The historic Don Strange Ranch in Boerne, Texas provided a fitting setting for folk troubadour Ray LaMontagne and his band, the Pariah Dogs, on a cool autumn night. Culminating the tour celebrating their album, God Willin’ & The Creek Don’t Rise, the group performed in the ranch’s beautiful Kendall Creek Barn before a crowd of four-hundred fans who came from all corners of the country to attend.
As one of the last days of summer winded down in New York’s Bryant Park, Vermont rockers Grace Potter and The Nocturnals sent the season out in style with a night of funk, rock, and soul. The band treated fans to stand-outs from their self-titled album including “Paris (Ooh La La),” “Medicine,” and of course, “Hot Summer Night.”
A rare snowy day in Nashville, Tennessee, set the stage for an even rarer event – an intimate concert by rock icon Robert Plant, at the War Memorial Auditorium. Performing with his Grammy-nominated group – aptly titled the Band of Joy – Plant played both Led Zeppelin classics and new songs that continue to have an impact on the music scene today.
Bryant Park provided a picturesque setting for a secret performance by UK pop legends Squeeze on a warm summer night. The groundbreaking band played hits spanning their career, including “Is That Love,” “Pulling Mussels (From The Shell)”, and “Tempted” in celebration of their album, Spot the Difference, which features new recordings of Squeeze classics.

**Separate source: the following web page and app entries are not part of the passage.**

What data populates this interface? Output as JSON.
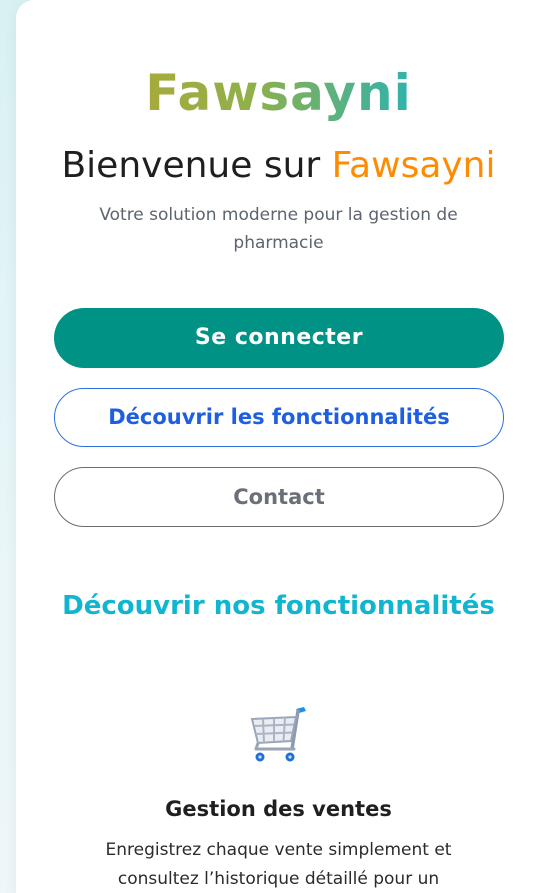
{
  "header": {
    "logo": "Fawsayni",
    "welcome_prefix": "Bienvenue sur ",
    "welcome_brand": "Fawsayni",
    "subtitle": "Votre solution moderne pour la gestion de pharmacie"
  },
  "actions": {
    "login_label": "Se connecter",
    "features_label": "Découvrir les fonctionnalités",
    "contact_label": "Contact"
  },
  "features": {
    "section_title": "Découvrir nos fonctionnalités",
    "items": [
      {
        "icon": "shopping-cart-icon",
        "title": "Gestion des ventes",
        "description": "Enregistrez chaque vente simplement et consultez l’historique détaillé pour un"
      }
    ]
  },
  "colors": {
    "primary": "#009385",
    "accent_orange": "#ff8c00",
    "link_blue": "#1d5fe0",
    "section_cyan": "#12b5d0"
  }
}
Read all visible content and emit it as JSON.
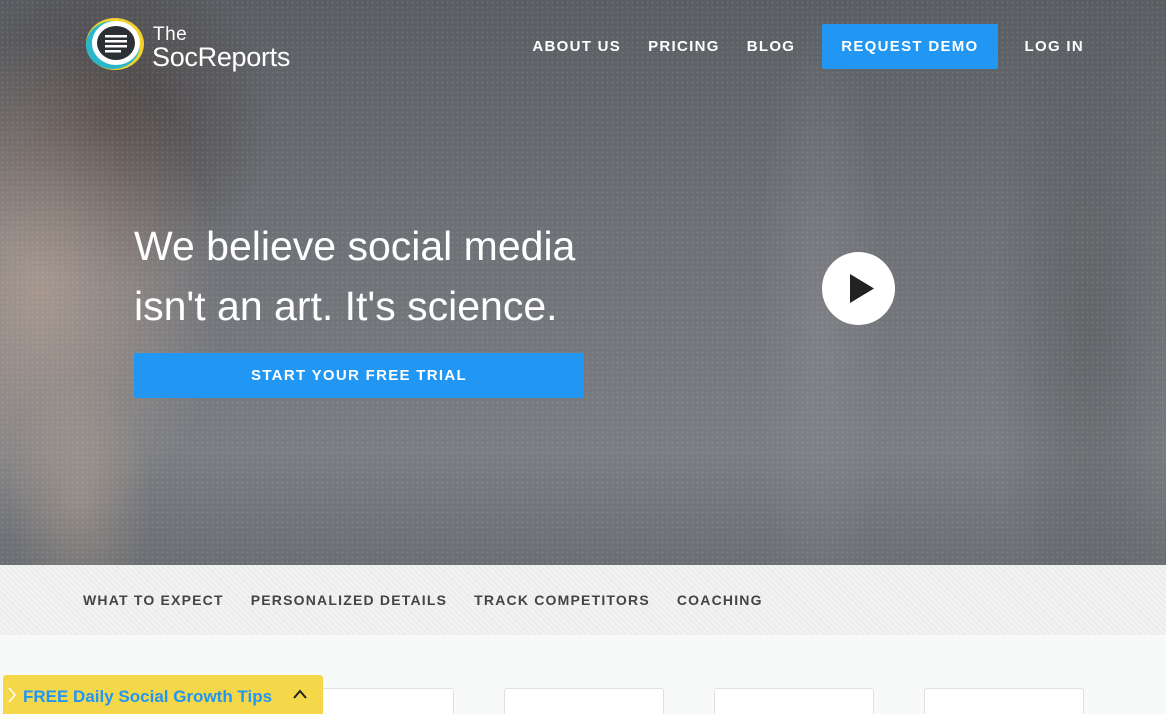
{
  "brand": {
    "logo_the": "The",
    "logo_name": "SocReports",
    "colors": {
      "accent": "#2196f3",
      "logo_yellow": "#f2d22e",
      "logo_teal": "#2ab7c9",
      "promo_bg": "#f5d84a"
    }
  },
  "nav": {
    "items": [
      "ABOUT US",
      "PRICING",
      "BLOG"
    ],
    "cta": "REQUEST DEMO",
    "login": "LOG IN"
  },
  "hero": {
    "headline_line1": "We believe social media",
    "headline_line2": "isn't an art. It's science.",
    "trial_button": "START YOUR FREE TRIAL",
    "play_icon": "play-icon"
  },
  "tabs": [
    "WHAT TO EXPECT",
    "PERSONALIZED DETAILS",
    "TRACK COMPETITORS",
    "COACHING"
  ],
  "promo": {
    "text": "FREE Daily Social Growth Tips",
    "left_icon": "chevron-right-icon",
    "right_icon": "chevron-up-icon"
  }
}
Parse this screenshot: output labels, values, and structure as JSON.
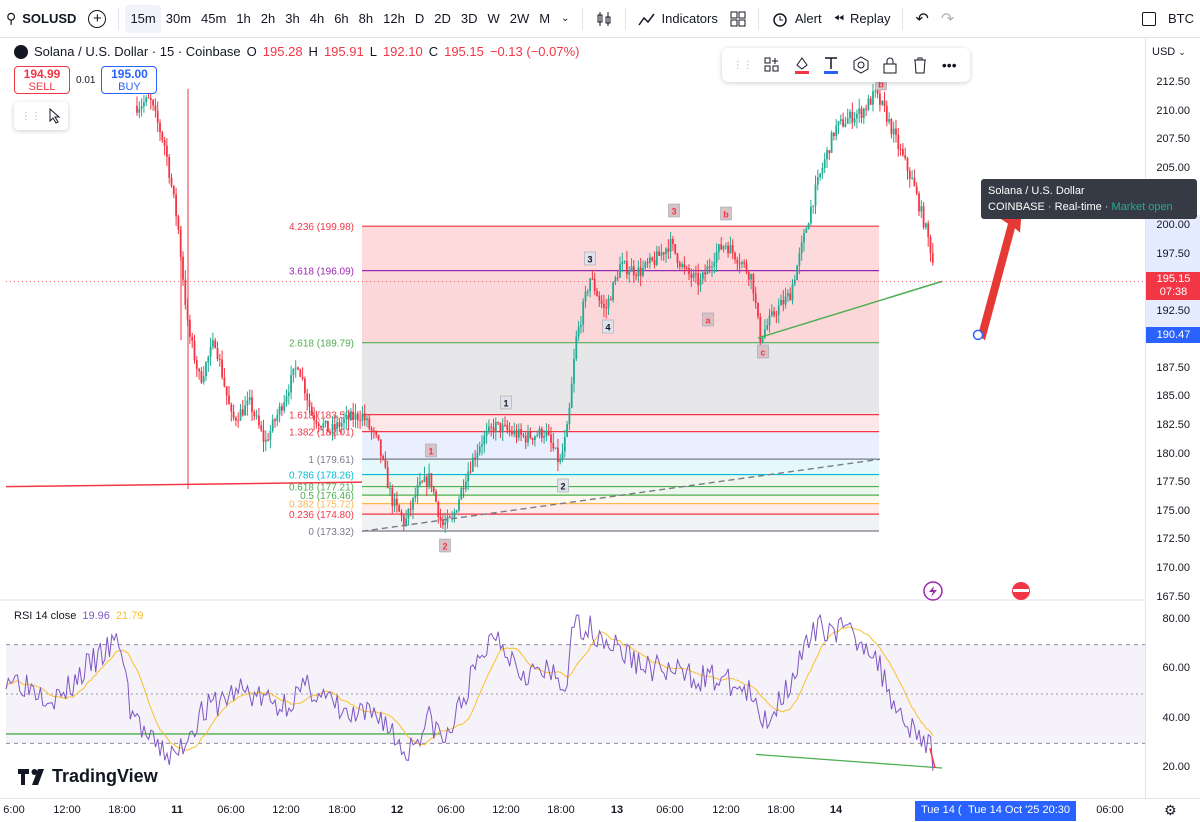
{
  "topbar": {
    "symbol": "SOLUSD",
    "timeframes": [
      "15m",
      "30m",
      "45m",
      "1h",
      "2h",
      "3h",
      "4h",
      "6h",
      "8h",
      "12h",
      "D",
      "2D",
      "3D",
      "W",
      "2W",
      "M"
    ],
    "active_timeframe": "15m",
    "indicators_label": "Indicators",
    "alert_label": "Alert",
    "replay_label": "Replay",
    "compare_label": "BTC"
  },
  "legend": {
    "title": "Solana / U.S. Dollar · 15 · Coinbase",
    "o_label": "O",
    "o": "195.28",
    "h_label": "H",
    "h": "195.91",
    "l_label": "L",
    "l": "192.10",
    "c_label": "C",
    "c": "195.15",
    "change": "−0.13 (−0.07%)"
  },
  "trade": {
    "sell_price": "194.99",
    "sell_label": "SELL",
    "spread": "0.01",
    "buy_price": "195.00",
    "buy_label": "BUY"
  },
  "price_axis": {
    "currency": "USD",
    "labels": [
      "212.50",
      "210.00",
      "207.50",
      "205.00",
      "200.00",
      "197.50",
      "192.50",
      "187.50",
      "185.00",
      "182.50",
      "180.00",
      "177.50",
      "175.00",
      "172.50",
      "170.00",
      "167.50"
    ],
    "current_price": "195.15",
    "countdown": "07:38",
    "crosshair_price": "190.47",
    "rsi_labels": [
      "80.00",
      "60.00",
      "40.00",
      "20.00"
    ]
  },
  "tooltip": {
    "title": "Solana / U.S. Dollar",
    "exchange": "COINBASE",
    "feed": "Real-time",
    "status": "Market open"
  },
  "fib": {
    "levels": [
      "4.236 (199.98)",
      "3.618 (196.09)",
      "2.618 (189.79)",
      "1.618 (183.50)",
      "1.382 (182.01)",
      "1 (179.61)",
      "0.786 (178.26)",
      "0.618 (177.21)",
      "0.5 (176.46)",
      "0.382 (175.72)",
      "0.236 (174.80)",
      "0 (173.32)"
    ],
    "colors": [
      "#f23645",
      "#9c27b0",
      "#4caf50",
      "#f23645",
      "#f23645",
      "#787b86",
      "#00bcd4",
      "#4caf50",
      "#4caf50",
      "#ffb74d",
      "#f23645",
      "#787b86"
    ]
  },
  "waves": {
    "labels": [
      "1",
      "2",
      "3",
      "4",
      "1",
      "2",
      "3",
      "a",
      "b",
      "c",
      "b"
    ]
  },
  "rsi": {
    "label": "RSI 14 close",
    "value1": "19.96",
    "value2": "21.79"
  },
  "time_axis": {
    "labels": [
      "6:00",
      "12:00",
      "18:00",
      "11",
      "06:00",
      "12:00",
      "18:00",
      "12",
      "06:00",
      "12:00",
      "18:00",
      "13",
      "06:00",
      "12:00",
      "18:00",
      "14",
      "06:00",
      "06:00"
    ],
    "highlight_short": "Tue 14 (",
    "highlight_full": "Tue 14 Oct '25   20:30"
  },
  "brand": {
    "name": "TradingView"
  },
  "colors": {
    "up": "#22ab94",
    "down": "#f23645",
    "accent": "#2962ff",
    "rsi": "#7e57c2",
    "rsi_ma": "#fbc02d"
  }
}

This compilation episode features three standout emerging artists performing in three remarkable locations: R&B singer-songwriter Daniel Merriweather at the famed art auction house Sotheby’s in New York City; folk singer-songwriter Lisa Hannigan at the Unitarian Universalist Church of Montclair, New Jersey; and alternative pop songstress A Fine Frenzy at the John Drew Theater at Guild Hall in the Hamptons.